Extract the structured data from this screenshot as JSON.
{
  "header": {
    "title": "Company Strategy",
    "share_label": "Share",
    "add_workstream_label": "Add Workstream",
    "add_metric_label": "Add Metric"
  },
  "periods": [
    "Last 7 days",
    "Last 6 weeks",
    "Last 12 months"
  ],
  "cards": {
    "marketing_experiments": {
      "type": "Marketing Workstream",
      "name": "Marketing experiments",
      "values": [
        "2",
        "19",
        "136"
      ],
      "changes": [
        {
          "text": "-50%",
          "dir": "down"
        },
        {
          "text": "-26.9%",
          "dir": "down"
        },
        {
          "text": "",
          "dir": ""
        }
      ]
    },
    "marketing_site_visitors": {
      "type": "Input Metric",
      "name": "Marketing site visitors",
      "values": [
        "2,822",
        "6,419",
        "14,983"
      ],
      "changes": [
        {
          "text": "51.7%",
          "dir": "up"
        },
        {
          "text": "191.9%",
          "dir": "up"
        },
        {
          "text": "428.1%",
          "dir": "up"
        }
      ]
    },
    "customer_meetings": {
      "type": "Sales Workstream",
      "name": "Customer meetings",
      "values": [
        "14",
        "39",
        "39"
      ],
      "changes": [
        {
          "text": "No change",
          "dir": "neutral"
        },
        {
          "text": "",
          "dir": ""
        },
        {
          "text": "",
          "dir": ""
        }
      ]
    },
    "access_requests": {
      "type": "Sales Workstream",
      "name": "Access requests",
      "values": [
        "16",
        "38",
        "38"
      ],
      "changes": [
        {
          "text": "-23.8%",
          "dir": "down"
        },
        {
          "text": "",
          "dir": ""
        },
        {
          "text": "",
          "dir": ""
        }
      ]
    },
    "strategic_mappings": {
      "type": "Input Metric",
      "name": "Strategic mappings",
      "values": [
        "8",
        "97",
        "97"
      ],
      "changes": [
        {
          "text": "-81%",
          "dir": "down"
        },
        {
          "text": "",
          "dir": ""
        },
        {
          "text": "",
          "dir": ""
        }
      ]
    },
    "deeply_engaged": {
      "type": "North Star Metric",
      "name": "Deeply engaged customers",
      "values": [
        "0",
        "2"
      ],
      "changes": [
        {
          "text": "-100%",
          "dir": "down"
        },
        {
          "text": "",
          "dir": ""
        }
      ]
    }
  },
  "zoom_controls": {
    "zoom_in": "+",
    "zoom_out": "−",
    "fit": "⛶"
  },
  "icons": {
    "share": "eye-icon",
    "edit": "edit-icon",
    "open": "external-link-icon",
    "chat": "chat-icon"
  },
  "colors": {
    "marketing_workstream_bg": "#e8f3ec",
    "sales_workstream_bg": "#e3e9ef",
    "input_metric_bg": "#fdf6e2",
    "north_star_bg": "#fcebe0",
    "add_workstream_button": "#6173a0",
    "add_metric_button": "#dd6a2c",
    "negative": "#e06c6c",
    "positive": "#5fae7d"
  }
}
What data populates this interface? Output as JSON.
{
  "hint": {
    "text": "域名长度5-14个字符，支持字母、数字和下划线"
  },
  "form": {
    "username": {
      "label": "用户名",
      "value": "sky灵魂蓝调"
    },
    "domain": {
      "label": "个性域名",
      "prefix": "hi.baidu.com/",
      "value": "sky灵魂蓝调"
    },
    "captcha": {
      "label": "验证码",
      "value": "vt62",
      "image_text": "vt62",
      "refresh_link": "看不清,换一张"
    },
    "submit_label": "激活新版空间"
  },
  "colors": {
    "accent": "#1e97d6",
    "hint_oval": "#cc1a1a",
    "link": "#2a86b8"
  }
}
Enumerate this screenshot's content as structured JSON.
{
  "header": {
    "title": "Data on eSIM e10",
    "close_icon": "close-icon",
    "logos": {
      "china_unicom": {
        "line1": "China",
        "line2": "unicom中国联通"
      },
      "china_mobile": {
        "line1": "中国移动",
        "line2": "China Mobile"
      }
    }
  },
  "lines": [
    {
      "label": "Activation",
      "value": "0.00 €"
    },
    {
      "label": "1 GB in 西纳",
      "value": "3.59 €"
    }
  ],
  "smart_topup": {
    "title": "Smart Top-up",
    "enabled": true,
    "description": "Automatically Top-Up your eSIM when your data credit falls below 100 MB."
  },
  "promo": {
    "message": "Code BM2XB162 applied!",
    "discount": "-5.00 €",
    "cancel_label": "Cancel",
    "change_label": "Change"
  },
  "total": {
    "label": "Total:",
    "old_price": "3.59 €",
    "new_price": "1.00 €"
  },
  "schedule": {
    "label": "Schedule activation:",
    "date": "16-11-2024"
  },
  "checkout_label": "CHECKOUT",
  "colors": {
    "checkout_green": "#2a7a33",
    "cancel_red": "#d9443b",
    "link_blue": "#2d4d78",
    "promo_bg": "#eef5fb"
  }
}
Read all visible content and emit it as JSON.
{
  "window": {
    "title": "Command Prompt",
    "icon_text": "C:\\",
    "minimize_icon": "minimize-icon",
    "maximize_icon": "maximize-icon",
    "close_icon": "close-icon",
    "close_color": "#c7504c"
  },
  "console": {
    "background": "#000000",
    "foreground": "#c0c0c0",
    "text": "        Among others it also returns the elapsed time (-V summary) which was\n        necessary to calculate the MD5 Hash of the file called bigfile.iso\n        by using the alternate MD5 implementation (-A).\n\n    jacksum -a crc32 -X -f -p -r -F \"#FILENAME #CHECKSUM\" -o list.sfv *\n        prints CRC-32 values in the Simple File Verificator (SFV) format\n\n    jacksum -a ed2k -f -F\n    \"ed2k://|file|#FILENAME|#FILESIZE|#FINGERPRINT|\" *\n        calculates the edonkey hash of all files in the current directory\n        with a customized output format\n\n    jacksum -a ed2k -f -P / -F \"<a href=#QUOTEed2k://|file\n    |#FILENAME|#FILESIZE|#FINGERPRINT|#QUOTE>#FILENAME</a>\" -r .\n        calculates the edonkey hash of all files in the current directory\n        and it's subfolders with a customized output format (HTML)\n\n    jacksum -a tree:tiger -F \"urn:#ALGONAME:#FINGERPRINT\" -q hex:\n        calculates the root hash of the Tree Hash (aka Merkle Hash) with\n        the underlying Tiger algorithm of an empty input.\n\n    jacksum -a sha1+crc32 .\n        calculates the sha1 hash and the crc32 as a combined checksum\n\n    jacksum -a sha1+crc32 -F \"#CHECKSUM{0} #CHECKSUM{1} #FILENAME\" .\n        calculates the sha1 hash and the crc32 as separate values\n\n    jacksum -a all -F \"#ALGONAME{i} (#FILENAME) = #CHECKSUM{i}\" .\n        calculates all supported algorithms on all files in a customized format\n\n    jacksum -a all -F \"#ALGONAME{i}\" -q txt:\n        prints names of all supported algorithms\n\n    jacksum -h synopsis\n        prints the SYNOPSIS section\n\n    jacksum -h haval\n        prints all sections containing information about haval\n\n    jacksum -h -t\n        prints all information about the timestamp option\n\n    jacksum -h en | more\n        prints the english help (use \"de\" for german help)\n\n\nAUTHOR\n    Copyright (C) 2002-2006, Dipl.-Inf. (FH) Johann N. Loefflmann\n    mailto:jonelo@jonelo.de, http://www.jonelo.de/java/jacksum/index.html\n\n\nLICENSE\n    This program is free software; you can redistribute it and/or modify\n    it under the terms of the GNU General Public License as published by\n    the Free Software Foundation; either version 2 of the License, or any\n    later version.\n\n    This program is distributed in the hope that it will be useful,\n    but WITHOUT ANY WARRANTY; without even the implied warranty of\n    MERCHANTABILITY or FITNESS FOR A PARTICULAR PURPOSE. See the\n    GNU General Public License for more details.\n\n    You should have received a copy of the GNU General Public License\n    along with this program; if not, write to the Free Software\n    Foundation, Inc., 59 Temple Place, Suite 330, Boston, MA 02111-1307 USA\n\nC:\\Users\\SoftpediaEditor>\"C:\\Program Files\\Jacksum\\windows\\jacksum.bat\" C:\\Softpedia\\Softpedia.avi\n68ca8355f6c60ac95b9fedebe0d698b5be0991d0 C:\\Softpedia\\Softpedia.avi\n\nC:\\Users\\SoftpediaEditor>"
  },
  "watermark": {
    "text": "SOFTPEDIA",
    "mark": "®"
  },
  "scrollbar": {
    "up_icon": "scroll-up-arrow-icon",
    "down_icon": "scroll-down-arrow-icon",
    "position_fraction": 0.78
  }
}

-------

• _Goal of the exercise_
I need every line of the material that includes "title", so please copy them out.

• _Written answer_
    "title": "Company Strategy",
    "title": "Data on eSIM e10",
    "title": "Smart Top-up",
    "title": "Command Prompt",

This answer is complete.